How many lines in the material below contain the string "pendingMaintainerUsername"? Answer with the number alone.

(PROVIDED DATA)

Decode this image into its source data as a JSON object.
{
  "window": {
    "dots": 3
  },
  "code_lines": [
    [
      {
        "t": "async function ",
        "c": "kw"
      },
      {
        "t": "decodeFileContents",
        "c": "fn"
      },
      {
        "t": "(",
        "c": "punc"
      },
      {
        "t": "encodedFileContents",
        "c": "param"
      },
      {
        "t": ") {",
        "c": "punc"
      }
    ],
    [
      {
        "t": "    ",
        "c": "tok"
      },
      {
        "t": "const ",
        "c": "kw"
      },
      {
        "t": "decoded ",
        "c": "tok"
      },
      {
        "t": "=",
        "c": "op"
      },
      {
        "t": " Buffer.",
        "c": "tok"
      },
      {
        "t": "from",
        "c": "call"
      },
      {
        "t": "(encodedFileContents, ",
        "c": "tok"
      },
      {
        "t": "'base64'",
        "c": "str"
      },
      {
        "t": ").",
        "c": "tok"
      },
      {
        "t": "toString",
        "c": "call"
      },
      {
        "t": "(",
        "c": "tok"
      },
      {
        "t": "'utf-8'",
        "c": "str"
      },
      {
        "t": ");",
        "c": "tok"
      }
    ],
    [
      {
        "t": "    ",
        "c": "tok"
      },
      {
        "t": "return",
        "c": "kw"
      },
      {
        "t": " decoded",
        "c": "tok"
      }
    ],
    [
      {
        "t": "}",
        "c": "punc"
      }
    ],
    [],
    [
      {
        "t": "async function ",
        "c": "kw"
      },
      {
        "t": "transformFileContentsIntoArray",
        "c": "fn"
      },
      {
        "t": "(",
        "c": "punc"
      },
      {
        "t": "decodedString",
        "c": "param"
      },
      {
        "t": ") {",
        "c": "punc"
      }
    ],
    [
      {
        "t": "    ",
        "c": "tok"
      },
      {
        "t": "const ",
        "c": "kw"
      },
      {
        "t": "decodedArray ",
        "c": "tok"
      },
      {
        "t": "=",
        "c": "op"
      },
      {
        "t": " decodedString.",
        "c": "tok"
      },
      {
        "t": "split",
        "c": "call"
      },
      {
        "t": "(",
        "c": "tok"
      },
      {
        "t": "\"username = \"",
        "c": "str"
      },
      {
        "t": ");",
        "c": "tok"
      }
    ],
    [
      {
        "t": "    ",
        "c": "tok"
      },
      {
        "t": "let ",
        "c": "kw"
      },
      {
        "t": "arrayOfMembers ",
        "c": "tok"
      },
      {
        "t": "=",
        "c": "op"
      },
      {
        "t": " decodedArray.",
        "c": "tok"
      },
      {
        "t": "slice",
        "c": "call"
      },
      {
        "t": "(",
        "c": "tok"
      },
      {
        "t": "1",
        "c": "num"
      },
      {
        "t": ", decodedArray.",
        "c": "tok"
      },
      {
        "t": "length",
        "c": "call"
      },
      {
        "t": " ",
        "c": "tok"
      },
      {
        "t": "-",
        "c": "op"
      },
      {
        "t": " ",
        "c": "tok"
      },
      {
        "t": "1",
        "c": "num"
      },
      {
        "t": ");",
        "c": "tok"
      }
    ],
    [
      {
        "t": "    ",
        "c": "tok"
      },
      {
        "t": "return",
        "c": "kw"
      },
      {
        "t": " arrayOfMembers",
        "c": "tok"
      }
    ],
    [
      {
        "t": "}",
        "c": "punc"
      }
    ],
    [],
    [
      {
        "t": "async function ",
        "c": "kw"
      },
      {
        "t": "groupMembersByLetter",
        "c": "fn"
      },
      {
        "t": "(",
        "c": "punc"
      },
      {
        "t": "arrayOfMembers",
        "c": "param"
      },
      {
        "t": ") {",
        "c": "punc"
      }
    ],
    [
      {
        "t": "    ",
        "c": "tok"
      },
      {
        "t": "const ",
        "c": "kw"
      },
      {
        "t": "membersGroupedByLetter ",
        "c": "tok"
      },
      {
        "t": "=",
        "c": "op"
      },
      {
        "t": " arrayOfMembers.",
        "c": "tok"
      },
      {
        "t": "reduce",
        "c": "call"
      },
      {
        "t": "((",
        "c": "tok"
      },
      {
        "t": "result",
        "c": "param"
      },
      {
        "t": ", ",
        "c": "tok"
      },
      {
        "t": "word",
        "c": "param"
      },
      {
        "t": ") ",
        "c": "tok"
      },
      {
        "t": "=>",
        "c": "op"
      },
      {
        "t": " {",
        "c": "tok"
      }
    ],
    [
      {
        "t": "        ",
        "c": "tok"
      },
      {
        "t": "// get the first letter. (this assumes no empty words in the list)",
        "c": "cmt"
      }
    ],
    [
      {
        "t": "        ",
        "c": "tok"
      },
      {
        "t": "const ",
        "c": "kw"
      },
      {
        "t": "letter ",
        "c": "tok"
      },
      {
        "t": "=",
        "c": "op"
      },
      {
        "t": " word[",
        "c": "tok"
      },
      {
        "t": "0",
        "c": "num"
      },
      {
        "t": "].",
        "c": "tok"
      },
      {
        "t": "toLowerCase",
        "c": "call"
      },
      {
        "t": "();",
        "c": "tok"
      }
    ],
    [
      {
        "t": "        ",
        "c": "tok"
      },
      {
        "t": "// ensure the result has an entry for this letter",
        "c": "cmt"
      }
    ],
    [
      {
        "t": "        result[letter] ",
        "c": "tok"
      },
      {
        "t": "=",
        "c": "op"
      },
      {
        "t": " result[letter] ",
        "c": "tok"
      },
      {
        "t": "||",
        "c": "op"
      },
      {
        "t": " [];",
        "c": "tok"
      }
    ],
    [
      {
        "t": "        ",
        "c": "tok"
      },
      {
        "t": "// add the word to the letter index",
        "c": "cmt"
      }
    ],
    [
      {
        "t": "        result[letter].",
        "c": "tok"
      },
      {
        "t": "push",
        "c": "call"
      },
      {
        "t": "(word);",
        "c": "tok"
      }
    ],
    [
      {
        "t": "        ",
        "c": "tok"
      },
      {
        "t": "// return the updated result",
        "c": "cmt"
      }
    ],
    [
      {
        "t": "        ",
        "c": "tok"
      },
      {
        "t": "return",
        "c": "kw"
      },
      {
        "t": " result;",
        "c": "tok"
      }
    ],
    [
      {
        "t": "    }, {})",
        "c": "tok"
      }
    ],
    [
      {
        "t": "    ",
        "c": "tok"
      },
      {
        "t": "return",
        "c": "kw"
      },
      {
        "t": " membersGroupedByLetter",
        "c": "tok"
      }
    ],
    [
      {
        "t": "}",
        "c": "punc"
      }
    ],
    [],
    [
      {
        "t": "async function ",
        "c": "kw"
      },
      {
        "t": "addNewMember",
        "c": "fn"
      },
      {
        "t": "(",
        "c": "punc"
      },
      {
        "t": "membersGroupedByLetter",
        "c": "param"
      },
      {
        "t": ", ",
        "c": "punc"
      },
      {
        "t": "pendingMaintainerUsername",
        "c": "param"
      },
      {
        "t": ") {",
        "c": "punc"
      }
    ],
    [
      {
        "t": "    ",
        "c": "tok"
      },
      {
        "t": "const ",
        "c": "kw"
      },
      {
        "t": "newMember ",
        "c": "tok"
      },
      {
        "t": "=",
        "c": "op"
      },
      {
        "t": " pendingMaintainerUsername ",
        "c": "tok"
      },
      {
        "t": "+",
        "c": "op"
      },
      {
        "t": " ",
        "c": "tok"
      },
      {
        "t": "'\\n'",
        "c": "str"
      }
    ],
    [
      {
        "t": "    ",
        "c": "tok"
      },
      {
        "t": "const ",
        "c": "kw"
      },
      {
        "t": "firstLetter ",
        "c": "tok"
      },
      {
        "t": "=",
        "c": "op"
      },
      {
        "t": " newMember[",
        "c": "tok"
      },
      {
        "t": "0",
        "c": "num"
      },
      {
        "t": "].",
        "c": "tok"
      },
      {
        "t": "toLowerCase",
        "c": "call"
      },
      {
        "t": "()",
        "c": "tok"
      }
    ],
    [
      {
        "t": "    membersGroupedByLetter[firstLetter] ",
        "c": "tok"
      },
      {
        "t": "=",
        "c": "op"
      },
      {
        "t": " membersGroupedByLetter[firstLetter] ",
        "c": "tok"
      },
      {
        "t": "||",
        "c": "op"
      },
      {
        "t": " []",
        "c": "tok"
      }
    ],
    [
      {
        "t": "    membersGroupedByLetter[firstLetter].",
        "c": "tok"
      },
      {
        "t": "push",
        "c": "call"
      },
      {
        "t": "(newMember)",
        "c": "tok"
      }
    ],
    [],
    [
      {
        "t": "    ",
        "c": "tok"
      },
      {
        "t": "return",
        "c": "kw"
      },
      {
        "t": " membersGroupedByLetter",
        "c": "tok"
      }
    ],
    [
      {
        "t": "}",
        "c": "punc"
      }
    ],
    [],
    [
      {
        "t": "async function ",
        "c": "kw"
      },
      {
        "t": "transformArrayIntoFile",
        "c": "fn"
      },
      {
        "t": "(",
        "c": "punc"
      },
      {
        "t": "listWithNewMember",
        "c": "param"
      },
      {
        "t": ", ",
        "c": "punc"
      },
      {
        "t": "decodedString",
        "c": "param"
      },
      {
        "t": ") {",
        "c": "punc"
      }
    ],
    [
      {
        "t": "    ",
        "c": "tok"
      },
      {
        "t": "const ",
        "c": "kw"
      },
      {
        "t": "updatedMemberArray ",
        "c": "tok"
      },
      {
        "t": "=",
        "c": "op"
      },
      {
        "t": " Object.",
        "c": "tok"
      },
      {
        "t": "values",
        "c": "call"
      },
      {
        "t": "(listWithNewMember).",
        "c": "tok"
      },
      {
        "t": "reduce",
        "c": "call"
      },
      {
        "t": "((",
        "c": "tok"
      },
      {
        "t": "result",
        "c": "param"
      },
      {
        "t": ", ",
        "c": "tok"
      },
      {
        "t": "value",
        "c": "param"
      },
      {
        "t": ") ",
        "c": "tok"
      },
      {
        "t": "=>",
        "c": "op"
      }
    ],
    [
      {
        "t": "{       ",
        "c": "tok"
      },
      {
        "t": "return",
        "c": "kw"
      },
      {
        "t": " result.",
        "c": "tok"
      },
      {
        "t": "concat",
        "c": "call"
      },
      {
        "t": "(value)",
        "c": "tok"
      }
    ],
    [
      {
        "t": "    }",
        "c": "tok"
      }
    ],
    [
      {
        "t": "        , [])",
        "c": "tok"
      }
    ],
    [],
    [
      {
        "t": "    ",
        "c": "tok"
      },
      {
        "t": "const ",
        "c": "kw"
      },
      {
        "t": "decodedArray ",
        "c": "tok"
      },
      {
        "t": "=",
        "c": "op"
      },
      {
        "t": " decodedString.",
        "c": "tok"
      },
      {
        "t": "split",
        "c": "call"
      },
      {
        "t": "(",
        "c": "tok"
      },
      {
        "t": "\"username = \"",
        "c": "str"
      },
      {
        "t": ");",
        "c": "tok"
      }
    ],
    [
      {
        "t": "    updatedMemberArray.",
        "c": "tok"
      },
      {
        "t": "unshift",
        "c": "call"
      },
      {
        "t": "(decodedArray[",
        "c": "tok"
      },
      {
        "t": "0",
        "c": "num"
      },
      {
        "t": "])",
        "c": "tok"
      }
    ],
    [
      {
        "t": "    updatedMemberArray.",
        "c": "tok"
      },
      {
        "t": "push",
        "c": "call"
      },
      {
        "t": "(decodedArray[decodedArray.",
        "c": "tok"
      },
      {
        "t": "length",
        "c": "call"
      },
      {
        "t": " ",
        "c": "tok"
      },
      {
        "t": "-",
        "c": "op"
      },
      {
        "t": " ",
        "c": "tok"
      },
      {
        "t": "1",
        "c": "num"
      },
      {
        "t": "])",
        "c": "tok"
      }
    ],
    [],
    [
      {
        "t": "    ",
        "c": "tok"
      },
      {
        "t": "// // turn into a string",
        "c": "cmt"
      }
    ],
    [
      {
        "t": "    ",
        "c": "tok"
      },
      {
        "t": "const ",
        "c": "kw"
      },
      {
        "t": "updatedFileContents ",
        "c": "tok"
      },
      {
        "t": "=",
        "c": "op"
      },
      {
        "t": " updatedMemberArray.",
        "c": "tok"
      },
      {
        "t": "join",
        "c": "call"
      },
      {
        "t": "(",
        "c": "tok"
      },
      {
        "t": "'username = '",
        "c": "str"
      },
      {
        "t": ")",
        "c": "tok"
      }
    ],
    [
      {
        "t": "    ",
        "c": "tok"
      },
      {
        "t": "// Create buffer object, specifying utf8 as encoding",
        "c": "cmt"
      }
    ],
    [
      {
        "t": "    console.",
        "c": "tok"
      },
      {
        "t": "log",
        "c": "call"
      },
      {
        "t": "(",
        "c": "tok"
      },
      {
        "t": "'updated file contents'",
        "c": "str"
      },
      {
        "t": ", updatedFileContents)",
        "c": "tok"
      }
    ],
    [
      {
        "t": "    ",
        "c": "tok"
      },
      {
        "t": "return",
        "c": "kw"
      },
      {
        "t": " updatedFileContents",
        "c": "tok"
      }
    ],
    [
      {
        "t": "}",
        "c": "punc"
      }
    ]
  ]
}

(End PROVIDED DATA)

▶ _SOLUTION TO THE PROBLEM_
2